“We let the water stay or the people stay, because in the past those lakes responded to only half a million people, therefore our development responds to the needs of the people,” he added.

Boeung Tamok – also known as Boeung Kob Srov – has a total area of 3,240ha and is located in the northern reaches of Phnom Penh along Win-Win Boulevard or Kob Srov Road, running to the entrance of Phnom Basidh. In 2016, the government set aside 3,239ha of the lake for storing sewage and releasing rain water from Phnom Penh.

Later on, the government decided to fill in a portion of the lake to construct a vegetable market, public gardens and some new headquarter buildings for a few state institutions and then in 2018, the government decided to use another 20 ha of Boeung Tamok at the request of the Phnom Penh Municipal Administration to build another vegetable market and parking lot.

In 2020, the government announced a plan to fill in another 83ha or half of the remaining lake to develop into a public park and natural area. The plans also included infrastructure projects such as the construction of the Central Security Department of the National Police General Commission of the Ministry of Interior.


  • Ministry orders all schools, public and private, to close for SEA Games

    From April 20 to May 18, all public and private educational institutions will be closed to maintain order and support Cambodia's hosting of the 32nd SEA Games and 12th ASEAN Para Games, said a directive from the Ministry of Education, Youth and Sport. Cambodia will host the

  • Almost 9K tourists see equinox sunrise at Angkor Wat

    Nearly 9,000 visitors – including 2,226 international tourists – gathered at Angkor Wat on March 21 to view the spring equinox sunrise, according to a senior official of the Siem Reap provinical tourism department. Ngov Seng Kak, director of the department, said a total of 8,726 people visited Angkor Wat to

  • Angkor Beer strengthens national pride with golden new look and fresher taste

    Angkor Beer – the "Gold of Angkor" – has a new look, one that is more stylish and carries a premium appeal, as well as a fresher taste and smoother flavour, making it the perfect choice for any gathering. Angkor Beer recently launched its new design, one

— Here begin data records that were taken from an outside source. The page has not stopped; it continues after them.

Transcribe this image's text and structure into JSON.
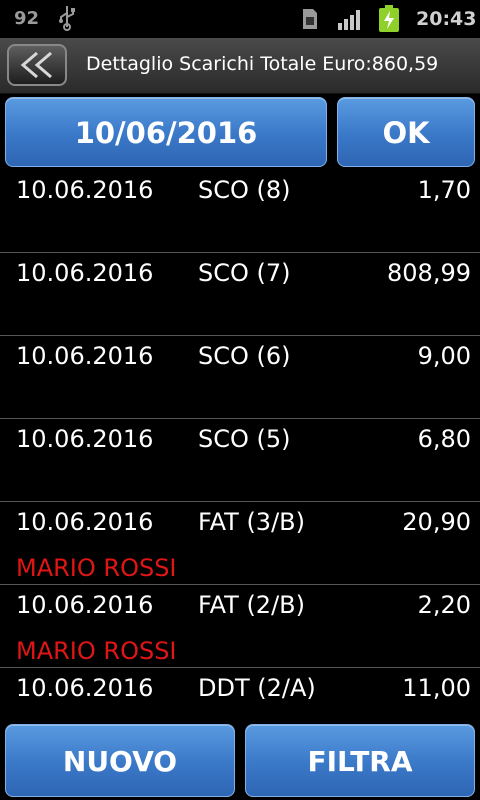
{
  "status_bar": {
    "notification_count": "92",
    "time": "20:43",
    "icons": [
      "usb-icon",
      "sim-icon",
      "signal-icon",
      "battery-charging-icon"
    ]
  },
  "header": {
    "back_icon": "back-chevron-icon",
    "title": "Dettaglio Scarichi Totale Euro:860,59"
  },
  "toolbar": {
    "date_label": "10/06/2016",
    "ok_label": "OK"
  },
  "rows": [
    {
      "date": "10.06.2016",
      "doc": "SCO (8)",
      "amount": "1,70",
      "name": ""
    },
    {
      "date": "10.06.2016",
      "doc": "SCO (7)",
      "amount": "808,99",
      "name": ""
    },
    {
      "date": "10.06.2016",
      "doc": "SCO (6)",
      "amount": "9,00",
      "name": ""
    },
    {
      "date": "10.06.2016",
      "doc": "SCO (5)",
      "amount": "6,80",
      "name": ""
    },
    {
      "date": "10.06.2016",
      "doc": "FAT (3/B)",
      "amount": "20,90",
      "name": "MARIO ROSSI"
    },
    {
      "date": "10.06.2016",
      "doc": "FAT (2/B)",
      "amount": "2,20",
      "name": "MARIO ROSSI"
    },
    {
      "date": "10.06.2016",
      "doc": "DDT (2/A)",
      "amount": "11,00",
      "name": ""
    }
  ],
  "footer": {
    "new_label": "NUOVO",
    "filter_label": "FILTRA"
  },
  "colors": {
    "button_blue": "#3a78c8",
    "customer_name_red": "#e01515",
    "background": "#000000"
  }
}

  • Water supply authority assures public shortages over early ‘24

    The Phnom Penh Water Supply Authority (PPWSA) asked for understanding from Phnom Penh residents in some communes where water pressure is weak. They assured residents that all supply issues will be resolved by early 2024, but have suggested that residents use water sparingly in the meantime.

  • Khmer ballet documentary debuts April 1

    A new documentary, The Perfect Motion, or Tep Hattha in Khmer, will premiere to the public on April 1. The documentary film follows two intertwined storylines: the creation of a show called Metamorphosis by the late Princess Norodom Buppha Devi (her very last production) and the

  • Newest horror film showcases unique Khmer culture, identity

    At first glance, the trailer to new horror sensation The Ritual: Black Nun looks like a western-produced feature film. As the story reveals itself to the viewers, it becomes clearer that this is a Khmer film, with a strong Cambodian identity and close links to